[Start of section]
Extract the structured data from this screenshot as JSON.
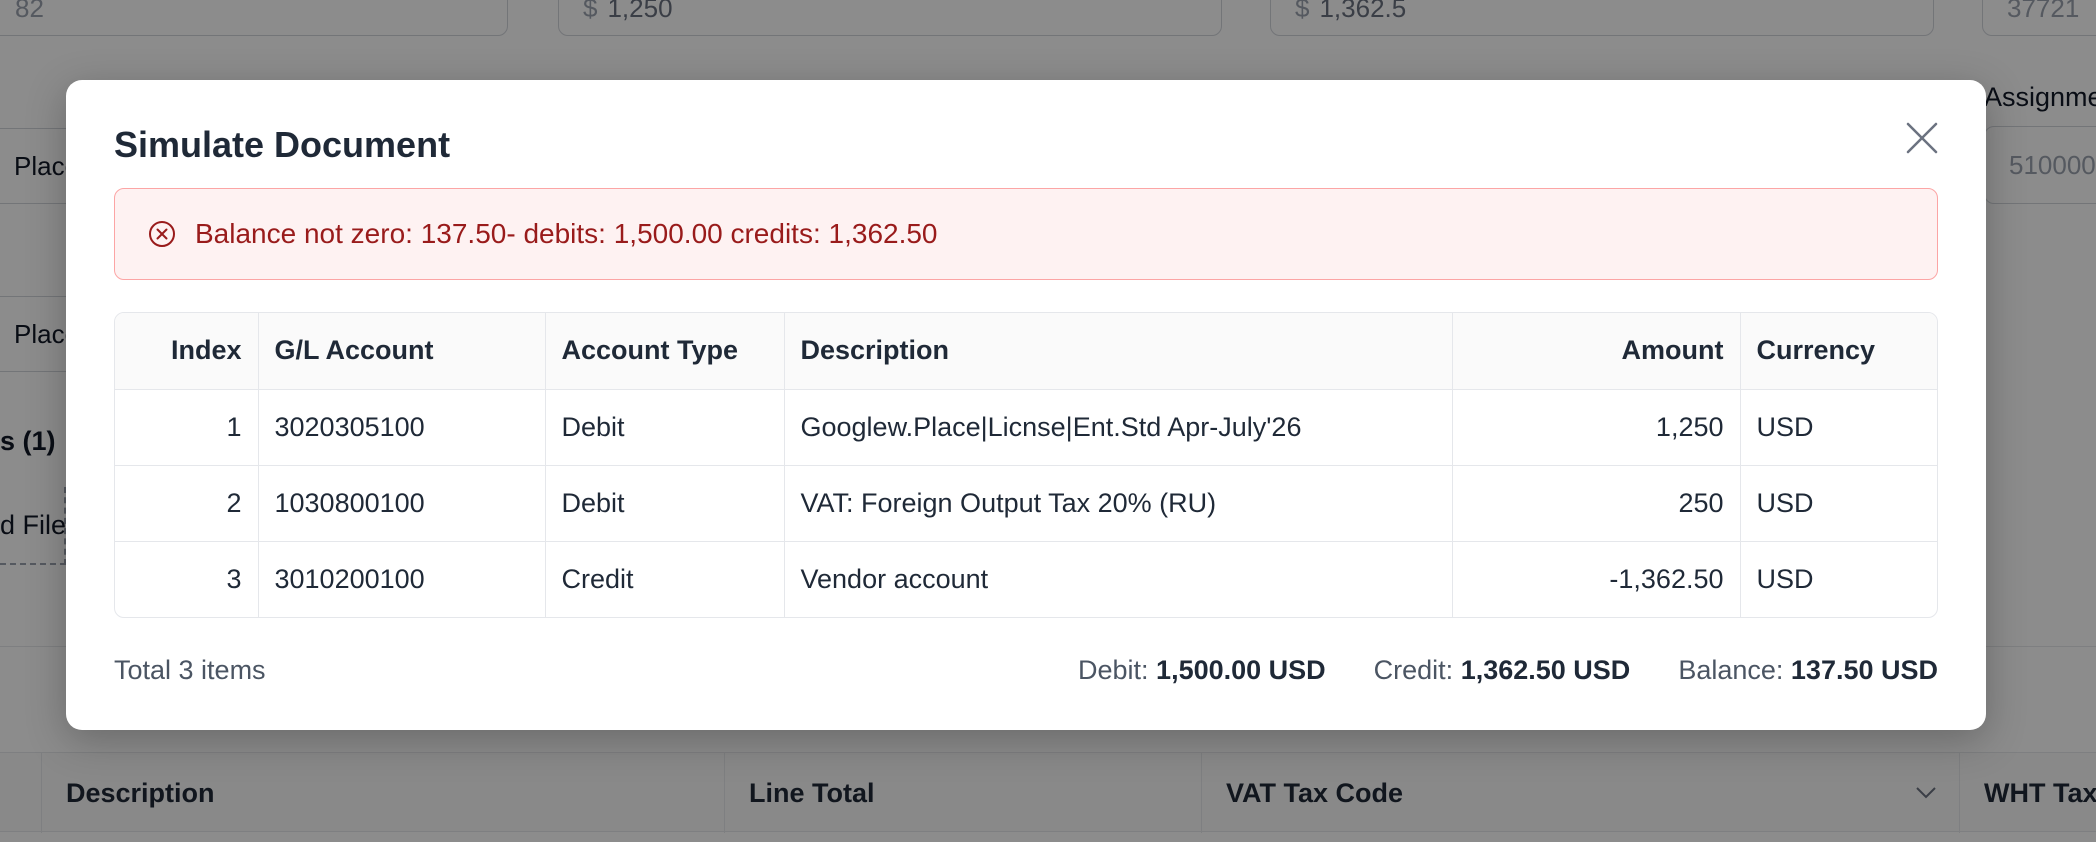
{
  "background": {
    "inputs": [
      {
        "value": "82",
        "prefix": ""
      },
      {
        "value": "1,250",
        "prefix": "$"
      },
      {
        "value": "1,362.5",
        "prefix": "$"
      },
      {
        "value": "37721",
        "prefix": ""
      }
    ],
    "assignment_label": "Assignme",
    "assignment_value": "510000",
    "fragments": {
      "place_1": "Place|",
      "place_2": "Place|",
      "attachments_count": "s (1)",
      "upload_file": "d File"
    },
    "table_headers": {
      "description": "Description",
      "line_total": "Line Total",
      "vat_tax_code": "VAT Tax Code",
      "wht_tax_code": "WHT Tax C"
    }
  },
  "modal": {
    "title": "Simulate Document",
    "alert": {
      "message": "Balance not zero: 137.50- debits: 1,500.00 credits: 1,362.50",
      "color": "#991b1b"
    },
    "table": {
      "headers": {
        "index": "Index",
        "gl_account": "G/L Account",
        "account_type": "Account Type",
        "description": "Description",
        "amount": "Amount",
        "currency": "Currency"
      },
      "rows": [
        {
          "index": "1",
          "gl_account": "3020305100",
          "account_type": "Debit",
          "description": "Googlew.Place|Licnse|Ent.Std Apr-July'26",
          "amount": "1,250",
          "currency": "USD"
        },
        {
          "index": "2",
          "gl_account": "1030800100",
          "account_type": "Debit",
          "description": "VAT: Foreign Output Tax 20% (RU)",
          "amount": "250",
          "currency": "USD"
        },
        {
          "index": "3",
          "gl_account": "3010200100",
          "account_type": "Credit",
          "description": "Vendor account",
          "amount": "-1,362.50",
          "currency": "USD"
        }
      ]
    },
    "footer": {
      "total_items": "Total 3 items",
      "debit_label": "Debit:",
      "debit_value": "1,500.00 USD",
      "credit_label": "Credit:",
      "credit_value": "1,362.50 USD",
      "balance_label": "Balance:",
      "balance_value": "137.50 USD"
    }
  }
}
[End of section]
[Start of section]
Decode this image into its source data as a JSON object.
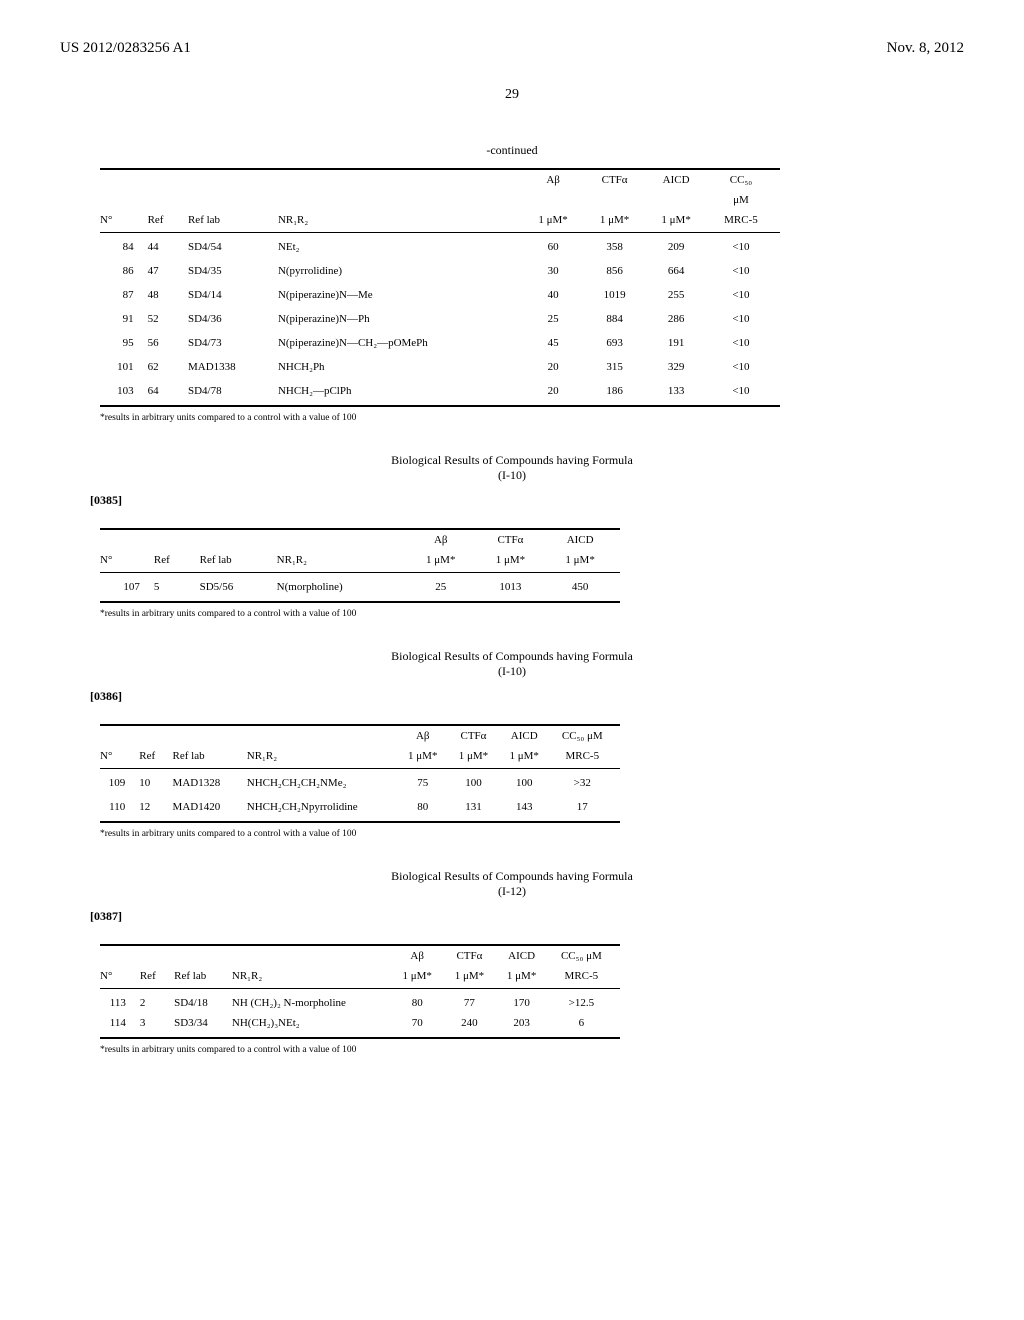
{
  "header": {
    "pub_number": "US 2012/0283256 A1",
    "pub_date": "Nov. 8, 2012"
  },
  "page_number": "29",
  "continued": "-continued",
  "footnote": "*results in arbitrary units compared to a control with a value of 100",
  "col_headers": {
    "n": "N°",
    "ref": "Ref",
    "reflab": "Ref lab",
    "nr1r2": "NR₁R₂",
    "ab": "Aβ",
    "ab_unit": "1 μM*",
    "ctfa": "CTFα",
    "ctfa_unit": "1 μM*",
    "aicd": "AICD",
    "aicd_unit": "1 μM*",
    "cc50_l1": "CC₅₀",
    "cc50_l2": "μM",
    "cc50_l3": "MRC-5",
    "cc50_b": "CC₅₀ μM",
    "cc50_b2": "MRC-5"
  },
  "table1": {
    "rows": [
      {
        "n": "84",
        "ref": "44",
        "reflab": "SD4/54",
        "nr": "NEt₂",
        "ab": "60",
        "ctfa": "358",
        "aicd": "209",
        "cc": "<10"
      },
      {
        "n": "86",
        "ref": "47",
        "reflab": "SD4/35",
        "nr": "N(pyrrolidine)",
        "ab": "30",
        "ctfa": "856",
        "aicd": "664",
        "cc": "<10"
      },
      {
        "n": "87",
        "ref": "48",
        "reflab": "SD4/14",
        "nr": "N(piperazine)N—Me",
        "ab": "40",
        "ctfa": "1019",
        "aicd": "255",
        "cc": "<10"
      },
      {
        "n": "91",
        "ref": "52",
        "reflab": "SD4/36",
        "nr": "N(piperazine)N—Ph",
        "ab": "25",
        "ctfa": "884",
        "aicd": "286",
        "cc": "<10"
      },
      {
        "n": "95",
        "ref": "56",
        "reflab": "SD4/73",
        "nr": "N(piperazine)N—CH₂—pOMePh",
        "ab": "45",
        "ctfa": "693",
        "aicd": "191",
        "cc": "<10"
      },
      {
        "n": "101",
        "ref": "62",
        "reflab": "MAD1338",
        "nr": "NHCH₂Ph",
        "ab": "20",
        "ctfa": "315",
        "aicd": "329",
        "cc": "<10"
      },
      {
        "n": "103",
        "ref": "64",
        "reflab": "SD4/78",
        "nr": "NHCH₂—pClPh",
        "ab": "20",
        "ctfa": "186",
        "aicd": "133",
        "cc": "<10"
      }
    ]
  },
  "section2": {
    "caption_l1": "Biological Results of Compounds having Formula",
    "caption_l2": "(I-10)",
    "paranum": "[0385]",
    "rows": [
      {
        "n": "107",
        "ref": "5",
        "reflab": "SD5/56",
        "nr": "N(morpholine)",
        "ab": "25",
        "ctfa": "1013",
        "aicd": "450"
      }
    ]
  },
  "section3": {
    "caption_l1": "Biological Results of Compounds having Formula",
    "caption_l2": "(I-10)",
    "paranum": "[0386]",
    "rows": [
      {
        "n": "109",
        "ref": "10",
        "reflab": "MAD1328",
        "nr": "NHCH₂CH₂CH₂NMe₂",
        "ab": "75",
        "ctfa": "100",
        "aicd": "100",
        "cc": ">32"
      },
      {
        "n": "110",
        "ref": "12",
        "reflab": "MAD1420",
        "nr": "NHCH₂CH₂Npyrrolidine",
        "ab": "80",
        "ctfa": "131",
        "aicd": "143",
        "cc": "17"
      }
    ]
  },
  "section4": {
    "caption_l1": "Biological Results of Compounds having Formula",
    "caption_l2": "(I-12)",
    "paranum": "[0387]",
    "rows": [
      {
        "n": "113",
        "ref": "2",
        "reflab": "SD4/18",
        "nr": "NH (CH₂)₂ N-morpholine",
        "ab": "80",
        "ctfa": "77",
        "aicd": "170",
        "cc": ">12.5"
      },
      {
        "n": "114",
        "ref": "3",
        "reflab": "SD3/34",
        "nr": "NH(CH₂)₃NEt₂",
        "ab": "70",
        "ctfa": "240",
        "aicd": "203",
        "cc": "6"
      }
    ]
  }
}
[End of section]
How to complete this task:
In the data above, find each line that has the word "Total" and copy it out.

Response to the task:
      "line_total": "Line Total",
      "total_items": "Total 3 items",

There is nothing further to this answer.